WORK REQUIRED >> Return the full listing, keeping every line exactly as it is.
● ● ● ●
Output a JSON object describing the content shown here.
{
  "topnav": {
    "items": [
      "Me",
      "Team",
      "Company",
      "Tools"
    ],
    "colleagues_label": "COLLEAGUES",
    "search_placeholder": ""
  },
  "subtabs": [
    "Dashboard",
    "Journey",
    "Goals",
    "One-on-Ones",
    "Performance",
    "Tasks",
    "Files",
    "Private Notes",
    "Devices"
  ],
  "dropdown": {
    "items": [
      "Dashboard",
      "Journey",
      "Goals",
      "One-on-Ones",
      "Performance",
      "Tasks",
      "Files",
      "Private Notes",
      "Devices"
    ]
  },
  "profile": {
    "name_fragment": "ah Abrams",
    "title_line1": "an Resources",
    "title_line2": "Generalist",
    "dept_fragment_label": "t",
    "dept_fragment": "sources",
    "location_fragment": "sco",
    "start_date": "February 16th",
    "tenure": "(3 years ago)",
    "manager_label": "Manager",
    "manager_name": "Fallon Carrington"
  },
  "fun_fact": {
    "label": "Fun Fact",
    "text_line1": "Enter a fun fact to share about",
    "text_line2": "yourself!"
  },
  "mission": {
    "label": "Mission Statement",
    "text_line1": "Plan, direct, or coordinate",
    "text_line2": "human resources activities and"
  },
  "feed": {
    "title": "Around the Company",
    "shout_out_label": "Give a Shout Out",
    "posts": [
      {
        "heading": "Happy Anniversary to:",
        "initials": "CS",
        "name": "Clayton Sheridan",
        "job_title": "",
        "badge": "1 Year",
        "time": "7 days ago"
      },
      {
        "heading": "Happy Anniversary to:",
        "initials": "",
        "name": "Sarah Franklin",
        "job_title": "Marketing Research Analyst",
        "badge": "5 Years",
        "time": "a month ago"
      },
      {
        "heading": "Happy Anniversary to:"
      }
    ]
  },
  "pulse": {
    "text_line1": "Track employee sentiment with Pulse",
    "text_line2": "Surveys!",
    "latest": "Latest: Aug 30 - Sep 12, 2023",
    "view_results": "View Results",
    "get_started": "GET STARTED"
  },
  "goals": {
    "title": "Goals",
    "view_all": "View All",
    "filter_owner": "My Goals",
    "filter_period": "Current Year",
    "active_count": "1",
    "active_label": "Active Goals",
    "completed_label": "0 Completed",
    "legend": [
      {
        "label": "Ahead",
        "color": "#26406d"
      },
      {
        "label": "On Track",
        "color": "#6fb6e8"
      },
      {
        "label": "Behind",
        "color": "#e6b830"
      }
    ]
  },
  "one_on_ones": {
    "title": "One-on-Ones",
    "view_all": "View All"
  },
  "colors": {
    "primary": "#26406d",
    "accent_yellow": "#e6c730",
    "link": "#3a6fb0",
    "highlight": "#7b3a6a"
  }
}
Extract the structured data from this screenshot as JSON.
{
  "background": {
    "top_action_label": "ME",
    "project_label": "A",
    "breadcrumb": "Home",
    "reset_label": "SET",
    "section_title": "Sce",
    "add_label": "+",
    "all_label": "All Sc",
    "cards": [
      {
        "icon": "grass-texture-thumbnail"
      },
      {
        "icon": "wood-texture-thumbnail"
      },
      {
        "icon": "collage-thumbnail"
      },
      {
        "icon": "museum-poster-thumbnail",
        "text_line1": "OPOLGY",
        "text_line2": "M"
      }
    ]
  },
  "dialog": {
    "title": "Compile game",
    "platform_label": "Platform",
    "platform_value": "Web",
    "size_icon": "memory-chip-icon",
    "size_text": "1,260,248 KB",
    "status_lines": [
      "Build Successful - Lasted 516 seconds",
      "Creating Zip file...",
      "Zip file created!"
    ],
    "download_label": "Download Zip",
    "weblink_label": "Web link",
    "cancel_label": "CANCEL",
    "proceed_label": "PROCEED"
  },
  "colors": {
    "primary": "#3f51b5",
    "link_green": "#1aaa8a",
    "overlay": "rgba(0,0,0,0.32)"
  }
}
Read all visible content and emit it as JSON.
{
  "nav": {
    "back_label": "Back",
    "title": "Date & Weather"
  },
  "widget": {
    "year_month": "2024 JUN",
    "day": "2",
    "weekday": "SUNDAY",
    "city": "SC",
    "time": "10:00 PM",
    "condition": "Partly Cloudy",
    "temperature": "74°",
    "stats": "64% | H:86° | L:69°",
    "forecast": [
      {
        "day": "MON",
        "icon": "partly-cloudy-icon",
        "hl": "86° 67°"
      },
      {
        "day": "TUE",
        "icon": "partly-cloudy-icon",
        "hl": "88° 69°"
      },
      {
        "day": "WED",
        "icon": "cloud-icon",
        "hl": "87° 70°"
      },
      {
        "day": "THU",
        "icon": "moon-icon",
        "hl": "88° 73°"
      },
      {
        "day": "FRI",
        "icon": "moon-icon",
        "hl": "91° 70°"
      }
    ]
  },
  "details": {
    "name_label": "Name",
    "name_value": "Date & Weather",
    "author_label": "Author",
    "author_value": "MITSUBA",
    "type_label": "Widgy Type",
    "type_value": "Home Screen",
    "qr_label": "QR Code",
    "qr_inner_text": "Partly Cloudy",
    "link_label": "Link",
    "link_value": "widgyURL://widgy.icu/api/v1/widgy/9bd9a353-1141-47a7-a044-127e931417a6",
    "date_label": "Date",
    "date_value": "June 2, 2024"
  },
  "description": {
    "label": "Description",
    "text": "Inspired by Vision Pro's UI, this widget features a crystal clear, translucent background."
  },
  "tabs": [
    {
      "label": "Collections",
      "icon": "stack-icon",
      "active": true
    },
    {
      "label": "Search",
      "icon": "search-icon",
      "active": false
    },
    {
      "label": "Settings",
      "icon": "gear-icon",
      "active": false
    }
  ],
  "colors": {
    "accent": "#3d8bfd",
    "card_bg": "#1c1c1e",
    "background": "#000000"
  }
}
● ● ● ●
TASK OUTPUT >>
Output a JSON object describing the content shown here.
{
  "topnav": {
    "items": [
      "Me",
      "Team",
      "Company",
      "Tools"
    ],
    "colleagues_label": "COLLEAGUES",
    "search_placeholder": ""
  },
  "subtabs": [
    "Dashboard",
    "Journey",
    "Goals",
    "One-on-Ones",
    "Performance",
    "Tasks",
    "Files",
    "Private Notes",
    "Devices"
  ],
  "dropdown": {
    "items": [
      "Dashboard",
      "Journey",
      "Goals",
      "One-on-Ones",
      "Performance",
      "Tasks",
      "Files",
      "Private Notes",
      "Devices"
    ]
  },
  "profile": {
    "name_fragment": "ah Abrams",
    "title_line1": "an Resources",
    "title_line2": "Generalist",
    "dept_fragment_label": "t",
    "dept_fragment": "sources",
    "location_fragment": "sco",
    "start_date": "February 16th",
    "tenure": "(3 years ago)",
    "manager_label": "Manager",
    "manager_name": "Fallon Carrington"
  },
  "fun_fact": {
    "label": "Fun Fact",
    "text_line1": "Enter a fun fact to share about",
    "text_line2": "yourself!"
  },
  "mission": {
    "label": "Mission Statement",
    "text_line1": "Plan, direct, or coordinate",
    "text_line2": "human resources activities and"
  },
  "feed": {
    "title": "Around the Company",
    "shout_out_label": "Give a Shout Out",
    "posts": [
      {
        "heading": "Happy Anniversary to:",
        "initials": "CS",
        "name": "Clayton Sheridan",
        "job_title": "",
        "badge": "1 Year",
        "time": "7 days ago"
      },
      {
        "heading": "Happy Anniversary to:",
        "initials": "",
        "name": "Sarah Franklin",
        "job_title": "Marketing Research Analyst",
        "badge": "5 Years",
        "time": "a month ago"
      },
      {
        "heading": "Happy Anniversary to:"
      }
    ]
  },
  "pulse": {
    "text_line1": "Track employee sentiment with Pulse",
    "text_line2": "Surveys!",
    "latest": "Latest: Aug 30 - Sep 12, 2023",
    "view_results": "View Results",
    "get_started": "GET STARTED"
  },
  "goals": {
    "title": "Goals",
    "view_all": "View All",
    "filter_owner": "My Goals",
    "filter_period": "Current Year",
    "active_count": "1",
    "active_label": "Active Goals",
    "completed_label": "0 Completed",
    "legend": [
      {
        "label": "Ahead",
        "color": "#26406d"
      },
      {
        "label": "On Track",
        "color": "#6fb6e8"
      },
      {
        "label": "Behind",
        "color": "#e6b830"
      }
    ]
  },
  "one_on_ones": {
    "title": "One-on-Ones",
    "view_all": "View All"
  },
  "colors": {
    "primary": "#26406d",
    "accent_yellow": "#e6c730",
    "link": "#3a6fb0",
    "highlight": "#7b3a6a"
  }
}
Extract the structured data from this screenshot as JSON.
{
  "background": {
    "top_action_label": "ME",
    "project_label": "A",
    "breadcrumb": "Home",
    "reset_label": "SET",
    "section_title": "Sce",
    "add_label": "+",
    "all_label": "All Sc",
    "cards": [
      {
        "icon": "grass-texture-thumbnail"
      },
      {
        "icon": "wood-texture-thumbnail"
      },
      {
        "icon": "collage-thumbnail"
      },
      {
        "icon": "museum-poster-thumbnail",
        "text_line1": "OPOLGY",
        "text_line2": "M"
      }
    ]
  },
  "dialog": {
    "title": "Compile game",
    "platform_label": "Platform",
    "platform_value": "Web",
    "size_icon": "memory-chip-icon",
    "size_text": "1,260,248 KB",
    "status_lines": [
      "Build Successful - Lasted 516 seconds",
      "Creating Zip file...",
      "Zip file created!"
    ],
    "download_label": "Download Zip",
    "weblink_label": "Web link",
    "cancel_label": "CANCEL",
    "proceed_label": "PROCEED"
  },
  "colors": {
    "primary": "#3f51b5",
    "link_green": "#1aaa8a",
    "overlay": "rgba(0,0,0,0.32)"
  }
}
Read all visible content and emit it as JSON.
{
  "nav": {
    "back_label": "Back",
    "title": "Date & Weather"
  },
  "widget": {
    "year_month": "2024 JUN",
    "day": "2",
    "weekday": "SUNDAY",
    "city": "SC",
    "time": "10:00 PM",
    "condition": "Partly Cloudy",
    "temperature": "74°",
    "stats": "64% | H:86° | L:69°",
    "forecast": [
      {
        "day": "MON",
        "icon": "partly-cloudy-icon",
        "hl": "86° 67°"
      },
      {
        "day": "TUE",
        "icon": "partly-cloudy-icon",
        "hl": "88° 69°"
      },
      {
        "day": "WED",
        "icon": "cloud-icon",
        "hl": "87° 70°"
      },
      {
        "day": "THU",
        "icon": "moon-icon",
        "hl": "88° 73°"
      },
      {
        "day": "FRI",
        "icon": "moon-icon",
        "hl": "91° 70°"
      }
    ]
  },
  "details": {
    "name_label": "Name",
    "name_value": "Date & Weather",
    "author_label": "Author",
    "author_value": "MITSUBA",
    "type_label": "Widgy Type",
    "type_value": "Home Screen",
    "qr_label": "QR Code",
    "qr_inner_text": "Partly Cloudy",
    "link_label": "Link",
    "link_value": "widgyURL://widgy.icu/api/v1/widgy/9bd9a353-1141-47a7-a044-127e931417a6",
    "date_label": "Date",
    "date_value": "June 2, 2024"
  },
  "description": {
    "label": "Description",
    "text": "Inspired by Vision Pro's UI, this widget features a crystal clear, translucent background."
  },
  "tabs": [
    {
      "label": "Collections",
      "icon": "stack-icon",
      "active": true
    },
    {
      "label": "Search",
      "icon": "search-icon",
      "active": false
    },
    {
      "label": "Settings",
      "icon": "gear-icon",
      "active": false
    }
  ],
  "colors": {
    "accent": "#3d8bfd",
    "card_bg": "#1c1c1e",
    "background": "#000000"
  }
}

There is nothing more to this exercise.